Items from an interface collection
# # # #

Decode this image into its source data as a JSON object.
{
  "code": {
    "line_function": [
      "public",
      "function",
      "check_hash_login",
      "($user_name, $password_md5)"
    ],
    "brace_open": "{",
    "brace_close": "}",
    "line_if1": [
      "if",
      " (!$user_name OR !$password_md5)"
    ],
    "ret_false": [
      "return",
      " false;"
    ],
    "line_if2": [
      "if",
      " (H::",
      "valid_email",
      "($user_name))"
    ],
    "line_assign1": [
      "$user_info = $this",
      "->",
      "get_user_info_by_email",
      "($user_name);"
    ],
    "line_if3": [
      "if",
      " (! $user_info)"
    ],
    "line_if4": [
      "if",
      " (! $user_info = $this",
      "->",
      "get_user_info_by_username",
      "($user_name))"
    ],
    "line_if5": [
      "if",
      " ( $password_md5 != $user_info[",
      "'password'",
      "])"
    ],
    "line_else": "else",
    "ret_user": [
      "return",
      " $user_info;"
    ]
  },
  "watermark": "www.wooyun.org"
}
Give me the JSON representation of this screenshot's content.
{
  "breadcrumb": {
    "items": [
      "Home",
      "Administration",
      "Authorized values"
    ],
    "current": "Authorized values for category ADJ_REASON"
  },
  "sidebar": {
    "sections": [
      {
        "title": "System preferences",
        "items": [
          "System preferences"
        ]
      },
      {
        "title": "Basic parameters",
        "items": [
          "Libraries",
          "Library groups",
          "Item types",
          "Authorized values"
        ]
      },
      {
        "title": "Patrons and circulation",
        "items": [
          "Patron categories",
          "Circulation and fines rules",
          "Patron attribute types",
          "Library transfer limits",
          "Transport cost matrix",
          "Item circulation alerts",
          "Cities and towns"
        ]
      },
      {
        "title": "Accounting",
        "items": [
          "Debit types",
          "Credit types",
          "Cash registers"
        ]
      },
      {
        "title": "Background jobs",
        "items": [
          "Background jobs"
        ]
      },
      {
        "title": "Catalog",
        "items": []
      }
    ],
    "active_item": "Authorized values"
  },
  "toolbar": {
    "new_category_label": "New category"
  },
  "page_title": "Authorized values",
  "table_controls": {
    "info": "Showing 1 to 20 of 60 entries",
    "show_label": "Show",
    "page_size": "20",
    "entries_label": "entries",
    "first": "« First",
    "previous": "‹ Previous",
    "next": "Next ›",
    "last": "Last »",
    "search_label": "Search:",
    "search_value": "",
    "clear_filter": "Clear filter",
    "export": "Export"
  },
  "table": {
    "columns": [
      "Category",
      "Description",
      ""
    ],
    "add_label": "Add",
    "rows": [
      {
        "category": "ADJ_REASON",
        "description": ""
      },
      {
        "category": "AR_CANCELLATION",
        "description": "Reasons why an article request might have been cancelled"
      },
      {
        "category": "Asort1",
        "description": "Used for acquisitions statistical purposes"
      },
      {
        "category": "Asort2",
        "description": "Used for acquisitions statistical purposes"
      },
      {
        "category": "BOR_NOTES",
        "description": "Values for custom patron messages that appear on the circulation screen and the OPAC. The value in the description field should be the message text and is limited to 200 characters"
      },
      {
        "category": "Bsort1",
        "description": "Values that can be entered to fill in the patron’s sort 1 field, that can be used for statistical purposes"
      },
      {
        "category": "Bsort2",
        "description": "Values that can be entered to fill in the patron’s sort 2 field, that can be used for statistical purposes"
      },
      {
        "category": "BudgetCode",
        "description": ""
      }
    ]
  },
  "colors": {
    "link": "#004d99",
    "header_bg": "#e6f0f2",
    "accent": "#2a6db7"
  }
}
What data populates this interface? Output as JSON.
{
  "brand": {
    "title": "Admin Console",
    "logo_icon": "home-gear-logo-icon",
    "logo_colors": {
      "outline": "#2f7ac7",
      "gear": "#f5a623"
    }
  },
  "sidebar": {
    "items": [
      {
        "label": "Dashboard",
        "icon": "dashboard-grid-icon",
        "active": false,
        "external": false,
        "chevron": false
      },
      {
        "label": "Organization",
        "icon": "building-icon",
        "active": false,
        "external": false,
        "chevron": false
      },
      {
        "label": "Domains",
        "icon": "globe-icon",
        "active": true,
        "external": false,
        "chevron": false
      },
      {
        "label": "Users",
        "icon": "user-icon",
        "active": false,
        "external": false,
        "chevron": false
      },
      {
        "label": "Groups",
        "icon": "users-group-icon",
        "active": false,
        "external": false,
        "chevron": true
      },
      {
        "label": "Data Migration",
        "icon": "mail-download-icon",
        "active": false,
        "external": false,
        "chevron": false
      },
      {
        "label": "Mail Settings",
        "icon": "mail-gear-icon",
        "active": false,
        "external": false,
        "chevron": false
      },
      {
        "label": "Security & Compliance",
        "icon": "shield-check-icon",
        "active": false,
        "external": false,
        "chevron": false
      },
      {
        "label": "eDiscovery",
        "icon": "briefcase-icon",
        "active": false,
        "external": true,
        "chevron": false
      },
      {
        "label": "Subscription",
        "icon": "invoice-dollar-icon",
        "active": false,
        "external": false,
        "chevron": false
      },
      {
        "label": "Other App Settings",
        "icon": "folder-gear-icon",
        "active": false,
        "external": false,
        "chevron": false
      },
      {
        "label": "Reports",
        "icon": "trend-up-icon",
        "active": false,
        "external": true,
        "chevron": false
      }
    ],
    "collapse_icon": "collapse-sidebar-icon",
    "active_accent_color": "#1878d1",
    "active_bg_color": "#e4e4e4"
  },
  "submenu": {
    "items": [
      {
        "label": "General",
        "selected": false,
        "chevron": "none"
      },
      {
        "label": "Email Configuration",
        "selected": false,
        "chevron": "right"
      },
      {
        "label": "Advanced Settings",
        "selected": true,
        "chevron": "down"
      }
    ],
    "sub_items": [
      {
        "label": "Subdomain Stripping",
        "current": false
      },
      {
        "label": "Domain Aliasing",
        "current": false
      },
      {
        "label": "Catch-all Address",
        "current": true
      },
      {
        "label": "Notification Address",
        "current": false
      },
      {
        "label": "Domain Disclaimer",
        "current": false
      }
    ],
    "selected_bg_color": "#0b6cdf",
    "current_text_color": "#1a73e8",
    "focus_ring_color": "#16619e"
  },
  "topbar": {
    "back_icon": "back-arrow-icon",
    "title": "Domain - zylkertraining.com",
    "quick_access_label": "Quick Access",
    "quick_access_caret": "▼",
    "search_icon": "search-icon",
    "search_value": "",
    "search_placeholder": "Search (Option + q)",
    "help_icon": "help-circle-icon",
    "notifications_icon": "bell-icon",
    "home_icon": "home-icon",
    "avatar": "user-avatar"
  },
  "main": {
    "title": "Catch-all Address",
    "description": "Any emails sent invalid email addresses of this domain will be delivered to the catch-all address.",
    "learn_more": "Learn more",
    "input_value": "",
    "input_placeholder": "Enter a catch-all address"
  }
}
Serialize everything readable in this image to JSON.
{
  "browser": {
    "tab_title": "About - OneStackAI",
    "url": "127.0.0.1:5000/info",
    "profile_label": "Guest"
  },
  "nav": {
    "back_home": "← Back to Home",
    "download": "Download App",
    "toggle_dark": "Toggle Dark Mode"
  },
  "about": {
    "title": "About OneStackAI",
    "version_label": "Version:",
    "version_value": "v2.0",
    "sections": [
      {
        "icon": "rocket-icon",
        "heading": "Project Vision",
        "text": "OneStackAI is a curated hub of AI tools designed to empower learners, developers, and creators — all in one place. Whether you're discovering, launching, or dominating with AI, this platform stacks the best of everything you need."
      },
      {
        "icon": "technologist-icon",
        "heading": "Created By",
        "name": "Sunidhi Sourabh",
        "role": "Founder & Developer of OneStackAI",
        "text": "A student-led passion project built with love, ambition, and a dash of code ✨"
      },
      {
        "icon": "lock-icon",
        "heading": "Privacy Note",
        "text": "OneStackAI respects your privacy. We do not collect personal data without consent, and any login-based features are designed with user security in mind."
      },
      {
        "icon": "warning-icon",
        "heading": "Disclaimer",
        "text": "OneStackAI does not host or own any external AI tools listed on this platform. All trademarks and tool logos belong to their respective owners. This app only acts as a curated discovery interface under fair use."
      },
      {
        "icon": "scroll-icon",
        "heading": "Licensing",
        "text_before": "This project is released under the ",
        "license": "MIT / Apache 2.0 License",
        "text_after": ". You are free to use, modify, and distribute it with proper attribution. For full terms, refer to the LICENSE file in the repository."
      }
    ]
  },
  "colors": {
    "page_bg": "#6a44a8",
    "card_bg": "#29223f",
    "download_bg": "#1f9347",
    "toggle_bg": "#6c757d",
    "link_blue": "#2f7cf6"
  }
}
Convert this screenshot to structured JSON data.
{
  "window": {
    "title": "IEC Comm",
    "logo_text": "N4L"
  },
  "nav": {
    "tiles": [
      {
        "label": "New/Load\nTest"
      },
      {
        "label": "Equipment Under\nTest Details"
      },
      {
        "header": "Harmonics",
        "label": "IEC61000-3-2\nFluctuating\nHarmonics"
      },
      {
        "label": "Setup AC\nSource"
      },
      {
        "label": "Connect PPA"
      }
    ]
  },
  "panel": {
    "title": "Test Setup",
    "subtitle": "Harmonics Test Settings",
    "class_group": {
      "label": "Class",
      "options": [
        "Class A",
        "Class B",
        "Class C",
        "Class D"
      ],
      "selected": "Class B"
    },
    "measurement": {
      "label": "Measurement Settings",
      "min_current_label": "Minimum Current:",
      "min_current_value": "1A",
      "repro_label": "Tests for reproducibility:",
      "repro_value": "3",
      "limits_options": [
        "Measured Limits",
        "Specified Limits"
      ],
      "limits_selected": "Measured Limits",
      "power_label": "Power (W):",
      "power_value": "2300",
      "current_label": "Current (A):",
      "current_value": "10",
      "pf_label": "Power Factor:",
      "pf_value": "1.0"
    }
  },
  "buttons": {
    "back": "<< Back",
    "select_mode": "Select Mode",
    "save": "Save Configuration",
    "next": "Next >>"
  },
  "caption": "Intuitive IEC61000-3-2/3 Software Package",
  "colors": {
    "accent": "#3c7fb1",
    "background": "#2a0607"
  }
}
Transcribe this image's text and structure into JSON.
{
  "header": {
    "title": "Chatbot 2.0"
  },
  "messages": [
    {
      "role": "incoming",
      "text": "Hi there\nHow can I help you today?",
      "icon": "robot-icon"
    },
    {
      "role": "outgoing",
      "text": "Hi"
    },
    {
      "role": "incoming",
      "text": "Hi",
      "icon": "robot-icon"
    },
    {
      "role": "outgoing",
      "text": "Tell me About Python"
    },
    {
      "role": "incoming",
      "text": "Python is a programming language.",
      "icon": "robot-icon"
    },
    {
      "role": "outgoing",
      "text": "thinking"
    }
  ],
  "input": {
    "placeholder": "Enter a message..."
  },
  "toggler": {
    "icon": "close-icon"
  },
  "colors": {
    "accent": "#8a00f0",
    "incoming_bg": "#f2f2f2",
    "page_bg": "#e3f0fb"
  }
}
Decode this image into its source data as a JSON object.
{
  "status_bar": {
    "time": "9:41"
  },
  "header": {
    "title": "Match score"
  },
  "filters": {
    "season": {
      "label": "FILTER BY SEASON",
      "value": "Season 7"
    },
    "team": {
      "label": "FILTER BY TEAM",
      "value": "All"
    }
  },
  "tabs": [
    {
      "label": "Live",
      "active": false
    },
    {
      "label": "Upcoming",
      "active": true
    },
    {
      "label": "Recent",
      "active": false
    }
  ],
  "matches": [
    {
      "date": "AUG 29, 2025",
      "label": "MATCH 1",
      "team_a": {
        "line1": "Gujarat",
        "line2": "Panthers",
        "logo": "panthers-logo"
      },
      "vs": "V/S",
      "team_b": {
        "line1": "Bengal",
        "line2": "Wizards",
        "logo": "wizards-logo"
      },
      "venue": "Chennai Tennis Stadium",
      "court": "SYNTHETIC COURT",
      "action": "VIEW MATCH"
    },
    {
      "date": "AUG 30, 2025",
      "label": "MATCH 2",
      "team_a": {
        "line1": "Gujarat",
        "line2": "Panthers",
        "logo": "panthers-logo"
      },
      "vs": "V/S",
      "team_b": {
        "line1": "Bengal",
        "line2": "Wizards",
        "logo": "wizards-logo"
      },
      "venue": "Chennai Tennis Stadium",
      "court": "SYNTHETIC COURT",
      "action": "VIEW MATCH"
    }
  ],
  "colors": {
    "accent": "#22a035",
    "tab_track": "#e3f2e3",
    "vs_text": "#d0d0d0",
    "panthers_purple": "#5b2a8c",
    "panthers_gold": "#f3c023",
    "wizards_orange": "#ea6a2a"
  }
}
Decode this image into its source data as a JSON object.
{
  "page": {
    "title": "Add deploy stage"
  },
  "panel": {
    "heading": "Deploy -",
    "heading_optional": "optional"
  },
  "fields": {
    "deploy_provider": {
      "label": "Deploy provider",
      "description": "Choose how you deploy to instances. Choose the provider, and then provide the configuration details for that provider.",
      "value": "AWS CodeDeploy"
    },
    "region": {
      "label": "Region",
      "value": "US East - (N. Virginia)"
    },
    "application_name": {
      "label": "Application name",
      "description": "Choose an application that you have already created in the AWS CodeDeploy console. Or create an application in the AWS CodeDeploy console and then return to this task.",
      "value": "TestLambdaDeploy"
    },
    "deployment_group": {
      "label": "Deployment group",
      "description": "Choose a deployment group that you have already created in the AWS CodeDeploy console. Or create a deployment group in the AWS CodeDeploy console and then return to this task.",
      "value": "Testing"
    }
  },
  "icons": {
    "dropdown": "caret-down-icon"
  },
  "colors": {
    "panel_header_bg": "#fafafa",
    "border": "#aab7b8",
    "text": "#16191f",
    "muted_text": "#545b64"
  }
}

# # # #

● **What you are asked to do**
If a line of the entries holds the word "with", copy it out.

● **Output of the exercise**
        "text": "OneStackAI is a curated hub of AI tools designed to empower learners, developers, and creators — all in one place. Whether you're discovering, launching, or dominating with AI, this platform stacks the best of everything you need."
        "text": "A student-led passion project built with love, ambition, and a dash of code ✨"
        "text": "OneStackAI respects your privacy. We do not collect personal data without consent, and any login-based features are designed with user security in mind."
        "text_after": ". You are free to use, modify, and distribute it with proper attribution. For full terms, refer to the LICENSE file in the repository."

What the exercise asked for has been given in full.